----- SOURCE DATA

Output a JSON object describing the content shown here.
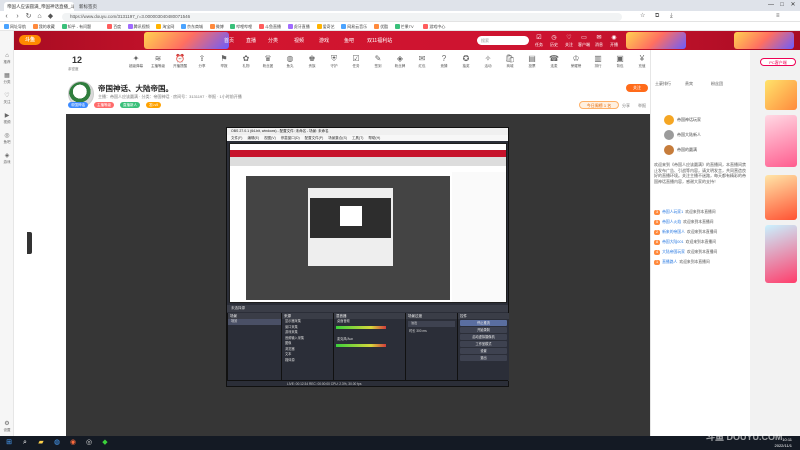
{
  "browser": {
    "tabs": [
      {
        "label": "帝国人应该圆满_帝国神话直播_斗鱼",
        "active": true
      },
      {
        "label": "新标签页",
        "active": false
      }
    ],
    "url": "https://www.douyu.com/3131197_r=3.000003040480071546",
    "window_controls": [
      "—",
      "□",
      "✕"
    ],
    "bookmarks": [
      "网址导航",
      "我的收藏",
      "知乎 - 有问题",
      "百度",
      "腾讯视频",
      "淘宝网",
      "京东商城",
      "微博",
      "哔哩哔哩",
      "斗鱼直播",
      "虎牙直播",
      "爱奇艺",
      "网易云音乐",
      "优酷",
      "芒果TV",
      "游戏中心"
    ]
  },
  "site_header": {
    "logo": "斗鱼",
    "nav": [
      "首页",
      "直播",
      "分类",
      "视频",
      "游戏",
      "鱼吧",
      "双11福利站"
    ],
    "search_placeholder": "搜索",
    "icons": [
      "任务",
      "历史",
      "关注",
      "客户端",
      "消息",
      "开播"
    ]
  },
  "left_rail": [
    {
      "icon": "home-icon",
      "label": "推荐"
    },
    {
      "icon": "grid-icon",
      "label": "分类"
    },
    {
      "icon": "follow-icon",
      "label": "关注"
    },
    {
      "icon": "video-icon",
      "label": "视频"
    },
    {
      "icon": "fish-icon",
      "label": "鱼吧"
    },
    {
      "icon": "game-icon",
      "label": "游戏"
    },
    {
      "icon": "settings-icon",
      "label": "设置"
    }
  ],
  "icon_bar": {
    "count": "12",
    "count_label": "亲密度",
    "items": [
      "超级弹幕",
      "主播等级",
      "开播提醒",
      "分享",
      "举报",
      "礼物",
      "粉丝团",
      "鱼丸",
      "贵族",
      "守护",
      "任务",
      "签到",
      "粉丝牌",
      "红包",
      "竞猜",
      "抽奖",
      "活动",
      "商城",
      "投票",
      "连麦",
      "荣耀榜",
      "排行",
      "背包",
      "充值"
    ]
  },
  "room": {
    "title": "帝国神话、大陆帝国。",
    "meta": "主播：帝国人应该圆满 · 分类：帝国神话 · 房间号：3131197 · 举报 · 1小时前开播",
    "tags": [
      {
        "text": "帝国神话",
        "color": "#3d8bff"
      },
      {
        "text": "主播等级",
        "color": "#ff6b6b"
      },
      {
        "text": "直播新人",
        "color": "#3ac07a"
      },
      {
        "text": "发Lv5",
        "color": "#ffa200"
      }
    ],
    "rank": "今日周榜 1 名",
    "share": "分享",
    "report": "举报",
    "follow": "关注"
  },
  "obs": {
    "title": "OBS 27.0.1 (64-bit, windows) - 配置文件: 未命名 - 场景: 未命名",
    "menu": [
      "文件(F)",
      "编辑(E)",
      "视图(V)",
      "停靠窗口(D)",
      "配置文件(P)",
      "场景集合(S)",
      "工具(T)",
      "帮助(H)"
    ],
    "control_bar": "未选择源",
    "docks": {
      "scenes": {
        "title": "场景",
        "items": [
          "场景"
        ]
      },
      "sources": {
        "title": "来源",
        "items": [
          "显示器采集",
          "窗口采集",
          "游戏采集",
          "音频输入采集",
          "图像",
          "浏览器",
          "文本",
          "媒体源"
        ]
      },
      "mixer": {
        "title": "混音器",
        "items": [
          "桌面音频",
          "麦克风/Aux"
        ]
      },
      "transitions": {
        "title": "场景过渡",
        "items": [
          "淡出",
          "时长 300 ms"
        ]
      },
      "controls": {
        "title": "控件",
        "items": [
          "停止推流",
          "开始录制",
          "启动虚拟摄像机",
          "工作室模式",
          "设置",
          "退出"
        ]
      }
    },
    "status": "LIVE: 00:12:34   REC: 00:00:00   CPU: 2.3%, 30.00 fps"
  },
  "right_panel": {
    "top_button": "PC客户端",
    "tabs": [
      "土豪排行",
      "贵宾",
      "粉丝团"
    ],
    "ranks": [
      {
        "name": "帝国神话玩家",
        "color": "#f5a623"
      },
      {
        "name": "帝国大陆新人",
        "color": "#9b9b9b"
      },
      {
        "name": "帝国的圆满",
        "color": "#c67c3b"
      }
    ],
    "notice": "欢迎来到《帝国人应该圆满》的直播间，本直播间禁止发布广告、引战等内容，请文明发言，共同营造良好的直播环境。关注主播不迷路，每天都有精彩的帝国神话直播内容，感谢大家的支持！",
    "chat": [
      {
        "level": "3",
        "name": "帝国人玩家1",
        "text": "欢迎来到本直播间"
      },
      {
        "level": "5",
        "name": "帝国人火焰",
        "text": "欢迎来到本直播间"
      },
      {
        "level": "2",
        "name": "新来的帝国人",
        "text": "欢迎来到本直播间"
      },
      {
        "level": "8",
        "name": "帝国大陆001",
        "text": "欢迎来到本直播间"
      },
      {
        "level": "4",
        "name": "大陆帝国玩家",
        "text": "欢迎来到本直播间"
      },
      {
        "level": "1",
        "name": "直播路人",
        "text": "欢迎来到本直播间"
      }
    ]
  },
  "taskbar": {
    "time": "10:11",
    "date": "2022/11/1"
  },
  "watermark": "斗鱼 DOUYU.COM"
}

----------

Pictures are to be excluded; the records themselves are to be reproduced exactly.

> _ANSWER TO THIS PROBLEM_:
Output a JSON object describing the content shown here.
{
  "browser": {
    "tabs": [
      {
        "label": "帝国人应该圆满_帝国神话直播_斗鱼",
        "active": true
      },
      {
        "label": "新标签页",
        "active": false
      }
    ],
    "url": "https://www.douyu.com/3131197_r=3.000003040480071546",
    "window_controls": [
      "—",
      "□",
      "✕"
    ],
    "bookmarks": [
      "网址导航",
      "我的收藏",
      "知乎 - 有问题",
      "百度",
      "腾讯视频",
      "淘宝网",
      "京东商城",
      "微博",
      "哔哩哔哩",
      "斗鱼直播",
      "虎牙直播",
      "爱奇艺",
      "网易云音乐",
      "优酷",
      "芒果TV",
      "游戏中心"
    ]
  },
  "site_header": {
    "logo": "斗鱼",
    "nav": [
      "首页",
      "直播",
      "分类",
      "视频",
      "游戏",
      "鱼吧",
      "双11福利站"
    ],
    "search_placeholder": "搜索",
    "icons": [
      "任务",
      "历史",
      "关注",
      "客户端",
      "消息",
      "开播"
    ]
  },
  "left_rail": [
    {
      "icon": "home-icon",
      "label": "推荐"
    },
    {
      "icon": "grid-icon",
      "label": "分类"
    },
    {
      "icon": "follow-icon",
      "label": "关注"
    },
    {
      "icon": "video-icon",
      "label": "视频"
    },
    {
      "icon": "fish-icon",
      "label": "鱼吧"
    },
    {
      "icon": "game-icon",
      "label": "游戏"
    },
    {
      "icon": "settings-icon",
      "label": "设置"
    }
  ],
  "icon_bar": {
    "count": "12",
    "count_label": "亲密度",
    "items": [
      "超级弹幕",
      "主播等级",
      "开播提醒",
      "分享",
      "举报",
      "礼物",
      "粉丝团",
      "鱼丸",
      "贵族",
      "守护",
      "任务",
      "签到",
      "粉丝牌",
      "红包",
      "竞猜",
      "抽奖",
      "活动",
      "商城",
      "投票",
      "连麦",
      "荣耀榜",
      "排行",
      "背包",
      "充值"
    ]
  },
  "room": {
    "title": "帝国神话、大陆帝国。",
    "meta": "主播：帝国人应该圆满 · 分类：帝国神话 · 房间号：3131197 · 举报 · 1小时前开播",
    "tags": [
      {
        "text": "帝国神话",
        "color": "#3d8bff"
      },
      {
        "text": "主播等级",
        "color": "#ff6b6b"
      },
      {
        "text": "直播新人",
        "color": "#3ac07a"
      },
      {
        "text": "发Lv5",
        "color": "#ffa200"
      }
    ],
    "rank": "今日周榜 1 名",
    "share": "分享",
    "report": "举报",
    "follow": "关注"
  },
  "obs": {
    "title": "OBS 27.0.1 (64-bit, windows) - 配置文件: 未命名 - 场景: 未命名",
    "menu": [
      "文件(F)",
      "编辑(E)",
      "视图(V)",
      "停靠窗口(D)",
      "配置文件(P)",
      "场景集合(S)",
      "工具(T)",
      "帮助(H)"
    ],
    "control_bar": "未选择源",
    "docks": {
      "scenes": {
        "title": "场景",
        "items": [
          "场景"
        ]
      },
      "sources": {
        "title": "来源",
        "items": [
          "显示器采集",
          "窗口采集",
          "游戏采集",
          "音频输入采集",
          "图像",
          "浏览器",
          "文本",
          "媒体源"
        ]
      },
      "mixer": {
        "title": "混音器",
        "items": [
          "桌面音频",
          "麦克风/Aux"
        ]
      },
      "transitions": {
        "title": "场景过渡",
        "items": [
          "淡出",
          "时长 300 ms"
        ]
      },
      "controls": {
        "title": "控件",
        "items": [
          "停止推流",
          "开始录制",
          "启动虚拟摄像机",
          "工作室模式",
          "设置",
          "退出"
        ]
      }
    },
    "status": "LIVE: 00:12:34   REC: 00:00:00   CPU: 2.3%, 30.00 fps"
  },
  "right_panel": {
    "top_button": "PC客户端",
    "tabs": [
      "土豪排行",
      "贵宾",
      "粉丝团"
    ],
    "ranks": [
      {
        "name": "帝国神话玩家",
        "color": "#f5a623"
      },
      {
        "name": "帝国大陆新人",
        "color": "#9b9b9b"
      },
      {
        "name": "帝国的圆满",
        "color": "#c67c3b"
      }
    ],
    "notice": "欢迎来到《帝国人应该圆满》的直播间，本直播间禁止发布广告、引战等内容，请文明发言，共同营造良好的直播环境。关注主播不迷路，每天都有精彩的帝国神话直播内容，感谢大家的支持！",
    "chat": [
      {
        "level": "3",
        "name": "帝国人玩家1",
        "text": "欢迎来到本直播间"
      },
      {
        "level": "5",
        "name": "帝国人火焰",
        "text": "欢迎来到本直播间"
      },
      {
        "level": "2",
        "name": "新来的帝国人",
        "text": "欢迎来到本直播间"
      },
      {
        "level": "8",
        "name": "帝国大陆001",
        "text": "欢迎来到本直播间"
      },
      {
        "level": "4",
        "name": "大陆帝国玩家",
        "text": "欢迎来到本直播间"
      },
      {
        "level": "1",
        "name": "直播路人",
        "text": "欢迎来到本直播间"
      }
    ]
  },
  "taskbar": {
    "time": "10:11",
    "date": "2022/11/1"
  },
  "watermark": "斗鱼 DOUYU.COM"
}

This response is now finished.